The task: Could you return every line of the material that contains the word "rest"?

Exercise inputs:

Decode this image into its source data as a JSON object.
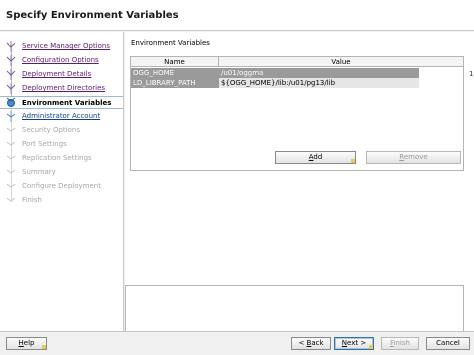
{
  "window": {
    "title": "Specify Environment Variables"
  },
  "steps": [
    {
      "label": "Service Manager Options",
      "state": "link"
    },
    {
      "label": "Configuration Options",
      "state": "link"
    },
    {
      "label": "Deployment Details",
      "state": "link"
    },
    {
      "label": "Deployment Directories",
      "state": "link"
    },
    {
      "label": "Environment Variables",
      "state": "active"
    },
    {
      "label": "Administrator Account",
      "state": "next"
    },
    {
      "label": "Security Options",
      "state": "disabled"
    },
    {
      "label": "Port Settings",
      "state": "disabled"
    },
    {
      "label": "Replication Settings",
      "state": "disabled"
    },
    {
      "label": "Summary",
      "state": "disabled"
    },
    {
      "label": "Configure Deployment",
      "state": "disabled"
    },
    {
      "label": "Finish",
      "state": "disabled"
    }
  ],
  "env": {
    "section_label": "Environment Variables",
    "columns": [
      "Name",
      "Value"
    ],
    "rows": [
      {
        "name": "OGG_HOME",
        "value": "/u01/oggma"
      },
      {
        "name": "LD_LIBRARY_PATH",
        "value": "${OGG_HOME}/lib:/u01/pg13/lib"
      }
    ],
    "scroll_mark": "1"
  },
  "buttons": {
    "add": {
      "mnemonic": "A",
      "rest": "dd",
      "enabled": true
    },
    "remove": {
      "mnemonic": "R",
      "rest": "emove",
      "enabled": false
    }
  },
  "footer": {
    "help": {
      "mnemonic": "H",
      "rest": "elp"
    },
    "back": {
      "prefix": "< ",
      "mnemonic": "B",
      "rest": "ack"
    },
    "next": {
      "mnemonic": "N",
      "rest": "ext >"
    },
    "finish": {
      "mnemonic": "F",
      "rest": "inish"
    },
    "cancel": "Cancel"
  },
  "colors": {
    "visited_link": "#5b1b6e",
    "next_link": "#14408a",
    "disabled_text": "#a6a6a6",
    "selected_row": "#9a9a9a"
  }
}
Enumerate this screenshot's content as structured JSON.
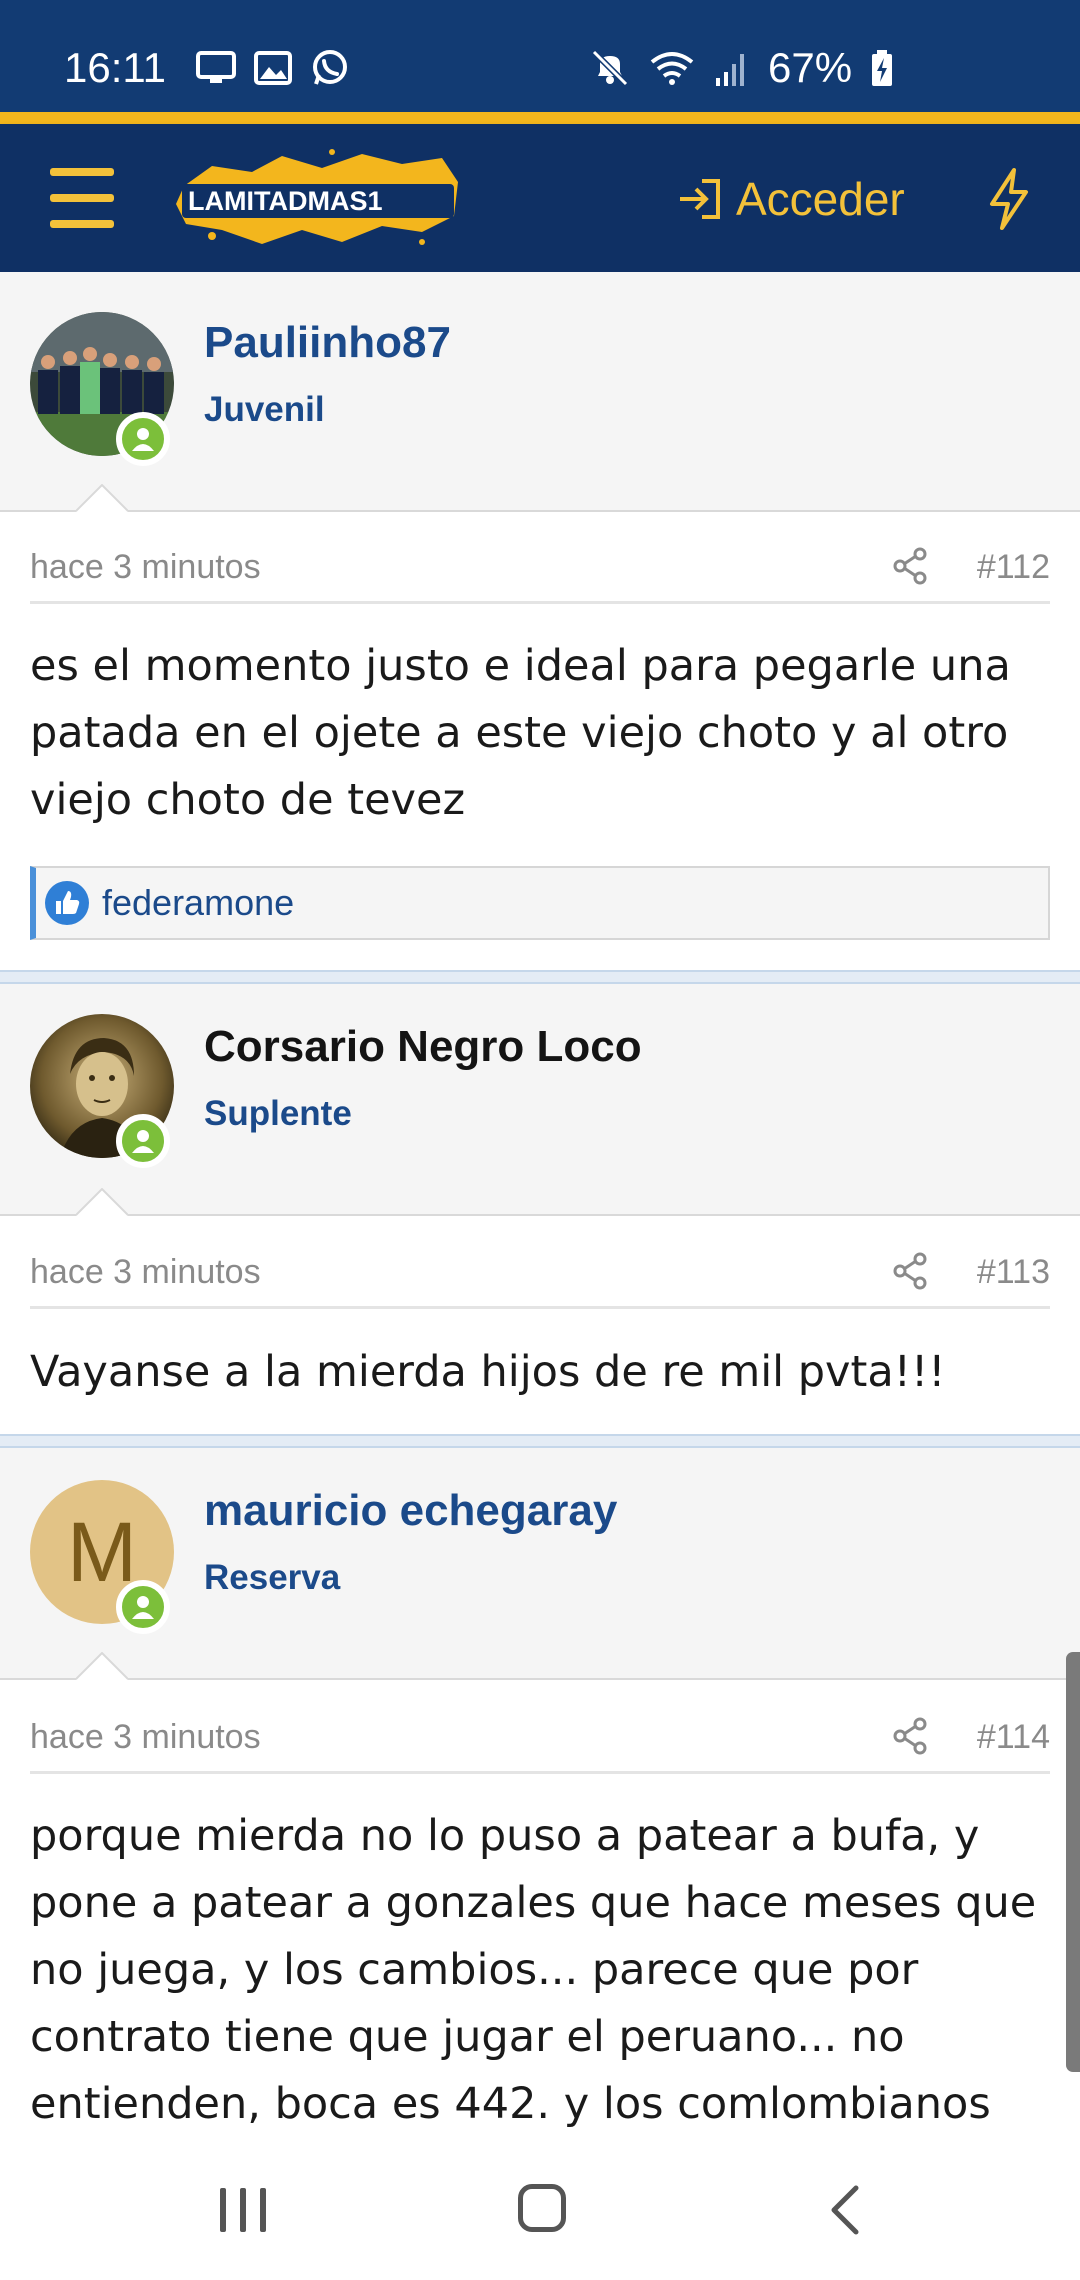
{
  "status_bar": {
    "time": "16:11",
    "battery_text": "67%",
    "icons_left": [
      "screen-cast-icon",
      "gallery-icon",
      "whatsapp-icon"
    ],
    "icons_right": [
      "mute-icon",
      "wifi-icon",
      "signal-icon",
      "battery-charging-icon"
    ]
  },
  "header": {
    "logo_text": "LAMITADMAS1",
    "login_label": "Acceder",
    "menu_icon": "hamburger-icon",
    "login_icon": "login-arrow-icon",
    "bolt_icon": "lightning-icon"
  },
  "colors": {
    "brand_blue": "#0f3064",
    "brand_gold": "#f3b61d",
    "link_blue": "#1b4a8a",
    "online_green": "#7cbf3a"
  },
  "posts": [
    {
      "username": "Pauliinho87",
      "rank": "Juvenil",
      "time": "hace 3 minutos",
      "number": "#112",
      "body": "es el momento justo e ideal para pegarle una patada en el ojete a este viejo choto y al otro viejo choto de tevez",
      "reaction_user": "federamone"
    },
    {
      "username": "Corsario Negro Loco",
      "rank": "Suplente",
      "time": "hace 3 minutos",
      "number": "#113",
      "body": "Vayanse a la mierda hijos de re mil pvta!!!"
    },
    {
      "username": "mauricio echegaray",
      "rank": "Reserva",
      "avatar_letter": "M",
      "time": "hace 3 minutos",
      "number": "#114",
      "body": "porque mierda no lo puso a patear a bufa, y pone a patear a gonzales que hace meses que no juega, y los cambios... parece que por contrato tiene que jugar el peruano... no entienden, boca es 442. y los comlombianos"
    }
  ]
}
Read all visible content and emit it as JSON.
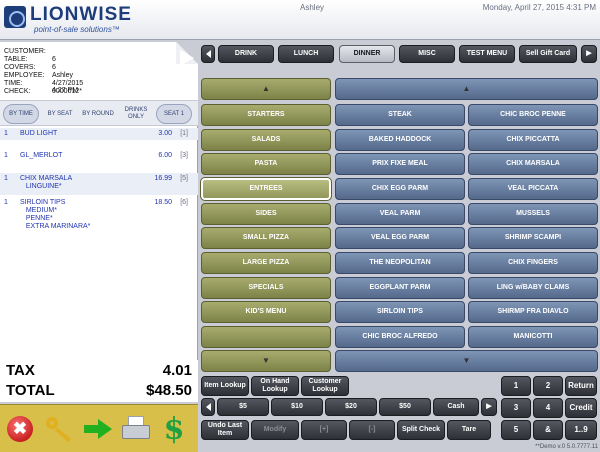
{
  "header": {
    "brand_name": "LIONWISE",
    "brand_tagline": "point-of-sale solutions™",
    "user": "Ashley",
    "datetime": "Monday, April 27, 2015 4:31 PM"
  },
  "check": {
    "info": [
      {
        "label": "CUSTOMER:",
        "value": ""
      },
      {
        "label": "TABLE:",
        "value": "6"
      },
      {
        "label": "COVERS:",
        "value": "6"
      },
      {
        "label": "EMPLOYEE:",
        "value": "Ashley"
      },
      {
        "label": "TIME:",
        "value": "4/27/2015 4:27 PM"
      },
      {
        "label": "CHECK:",
        "value": "0000012*"
      }
    ],
    "sort_options": [
      "BY TIME",
      "BY SEAT",
      "BY ROUND",
      "DRINKS ONLY",
      "SEAT 1"
    ],
    "items": [
      {
        "qty": "1",
        "name": "BUD LIGHT",
        "price": "3.00",
        "seat": "[1]"
      },
      {
        "qty": "1",
        "name": "GL_MERLOT",
        "price": "6.00",
        "seat": "[3]"
      },
      {
        "qty": "1",
        "name": "CHIX MARSALA\n   LINGUINE*",
        "price": "16.99",
        "seat": "[5]"
      },
      {
        "qty": "1",
        "name": "SIRLOIN TIPS\n   MEDIUM*\n   PENNE*\n   EXTRA MARINARA*",
        "price": "18.50",
        "seat": "[6]"
      }
    ],
    "tax_label": "TAX",
    "tax_value": "4.01",
    "total_label": "TOTAL",
    "total_value": "$48.50"
  },
  "categories": [
    "DRINK",
    "LUNCH",
    "DINNER",
    "MISC",
    "TEST MENU",
    "Sell Gift Card"
  ],
  "groups": [
    "STARTERS",
    "SALADS",
    "PASTA",
    "ENTREES",
    "SIDES",
    "SMALL PIZZA",
    "LARGE PIZZA",
    "SPECIALS",
    "KID'S MENU"
  ],
  "menu_items": [
    "STEAK",
    "CHIC BROC PENNE",
    "BAKED HADDOCK",
    "CHIX PICCATTA",
    "PRIX FIXE MEAL",
    "CHIX MARSALA",
    "CHIX EGG PARM",
    "VEAL PICCATA",
    "VEAL PARM",
    "MUSSELS",
    "VEAL EGG PARM",
    "SHRIMP SCAMPI",
    "THE NEOPOLITAN",
    "CHIX FINGERS",
    "EGGPLANT PARM",
    "LING w/BABY CLAMS",
    "SIRLOIN TIPS",
    "SHIRMP FRA DIAVLO",
    "CHIC BROC ALFREDO",
    "MANICOTTI"
  ],
  "lookup_buttons": [
    "Item Lookup",
    "On Hand Lookup",
    "Customer Lookup"
  ],
  "cash_buttons": [
    "$5",
    "$10",
    "$20",
    "$50",
    "Cash"
  ],
  "function_buttons": [
    "Undo Last Item",
    "Modify",
    "[+]",
    "[-]",
    "Split Check",
    "Tare"
  ],
  "keypad": [
    "1",
    "2",
    "Return",
    "3",
    "4",
    "Credit",
    "5",
    "&",
    "1..9"
  ],
  "version": "**Demo v.0 5.0.7777.11",
  "icons": {
    "up": "▲",
    "down": "▼",
    "right": "▶",
    "cancel": "✖",
    "cash": "$"
  },
  "colors": {
    "brand": "#1d3d7a",
    "olive_button": "#8f9456",
    "blue_button": "#6a7fa2",
    "dark_button": "#3c3e45",
    "item_text": "#2034b0",
    "toolbar": "#d8bf4a"
  }
}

Reply to the exercise:
      "rest": "dd",
      "rest": "emove",
      "rest": "elp"
      "rest": "ack"
      "rest": "ext >"
      "rest": "inish"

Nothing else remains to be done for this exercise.